Background[edit]

Babb played college football at Furman University and was named all-state in 1936. He is a member of the Furman University Hall of Fame, having played on the very last Furman football team to beat in-state rival Clemson.[1] Using the motto "Winners never quit and quitters never win," Babb's reputation and success as a coach at Greenwood High earned him a spot in the state athletic hall of fame and the National High School Coaches Association Hall of Fame, in 1996, the first year for inductees.[2]

At Greenwood High[edit]
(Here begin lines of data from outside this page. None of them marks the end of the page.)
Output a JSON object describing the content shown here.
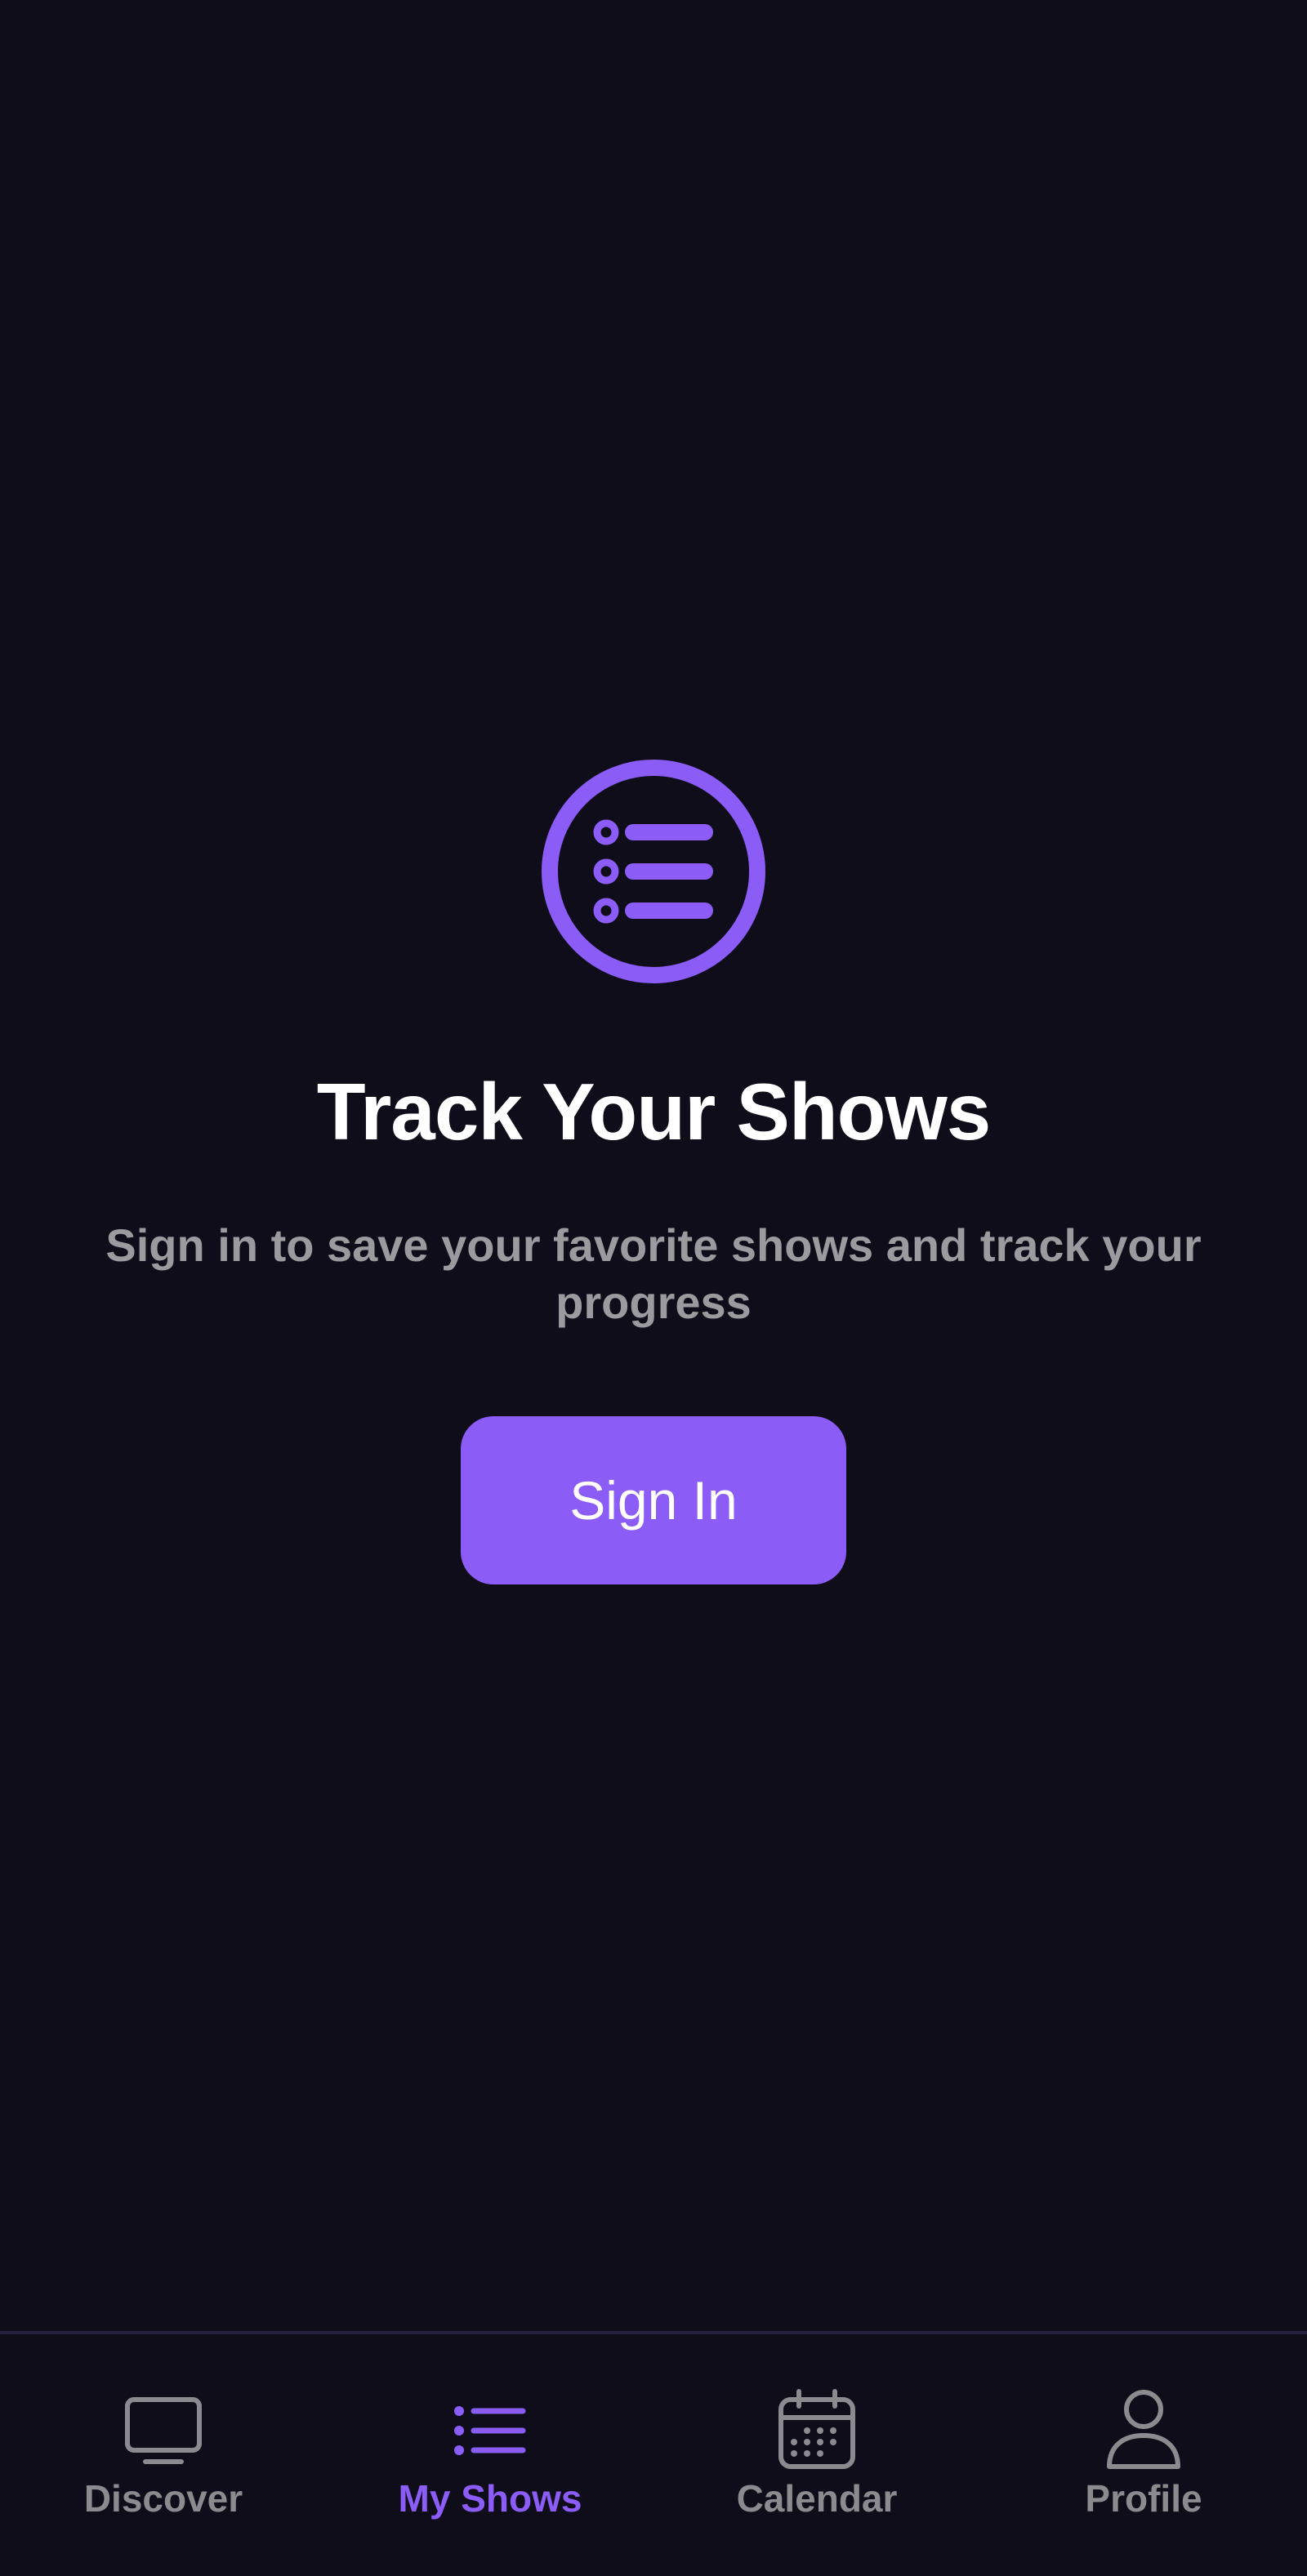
{
  "app": {
    "background": "#0f0d1a",
    "accent_color": "#8b5cf6",
    "inactive_color": "#8a8a8f"
  },
  "empty_state": {
    "icon": "list-circle-icon",
    "title": "Track Your Shows",
    "subtitle": "Sign in to save your favorite shows and track your progress",
    "button_label": "Sign In"
  },
  "tabbar": {
    "active": "my_shows",
    "tabs": [
      {
        "id": "discover",
        "label": "Discover",
        "icon": "tv-icon"
      },
      {
        "id": "my_shows",
        "label": "My Shows",
        "icon": "list-icon"
      },
      {
        "id": "calendar",
        "label": "Calendar",
        "icon": "calendar-icon"
      },
      {
        "id": "profile",
        "label": "Profile",
        "icon": "person-icon"
      }
    ]
  }
}
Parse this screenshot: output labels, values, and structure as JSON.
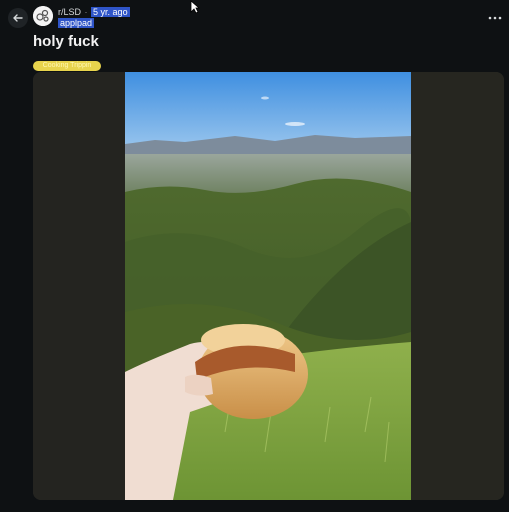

Babb led the Emeralds (now called the Eagles) to an overall record of 336 wins, 81 losses and 23 ties. He is often mentioned alongside other South Carolina football coaching legends such as John McKissick (Summerville) and Willie Varner (Woodruff).[3] McKissick, Varner and Babb are all among the top 20 in the nation in overall football victories. McKissick, who was born in Greenwood, has the most victories of all coaches nationally. Babb was a South Carolina Shrine Bowl coach, a North-South Game coach and the coach of numerous players who went on to play collegiately and in the professional ranks. One famous player was W.W. "Hootie" Johnson (1945-48). Johnson is the former chairman of The Augusta National golf course, where the Master's tournament is played each year.

Other successes[edit]

Babb led the baseball team to the 1966 state championship, and he was also a successful American Legion baseball coach for Post 20. For his football efforts, he received some great praise when legendary Clemson football coach Frank Howard gave his introduction speech for Ara Parseghian, former Notre Dame coach, when Parseghian was named coach of the year. Howard told Parseghian at a special event, which Babb attended: "You and me are lucky to be on the same program with Pinky Babb. We sure as heck can't coach like him."[4] In 1982, a year after Babb retired and the year before his death, the stadium at Greenwood High was named in his honor. The Greenwood Touchdown Club and The Index-Journal Newspaper in Greenwood have named a J.W. "Pinky" Babb Coach of the Year every year since 1996, the first year of the All-Lakelands Team, which honors players from four counties.[5]

References/citations[edit]

  1. ^ a b Ghs Vs Emerald[dead link]
  2. ^ National High School Coaches Association[dead link]
  3. ^ High School Sports The Magazine[dead link]
  4. ^ The Index Journal - Millennium Milestones[dead link]
  5. ^ http://ghs.gwd50.org/Babb_%20Stadium.htm[dead link]

External links[edit]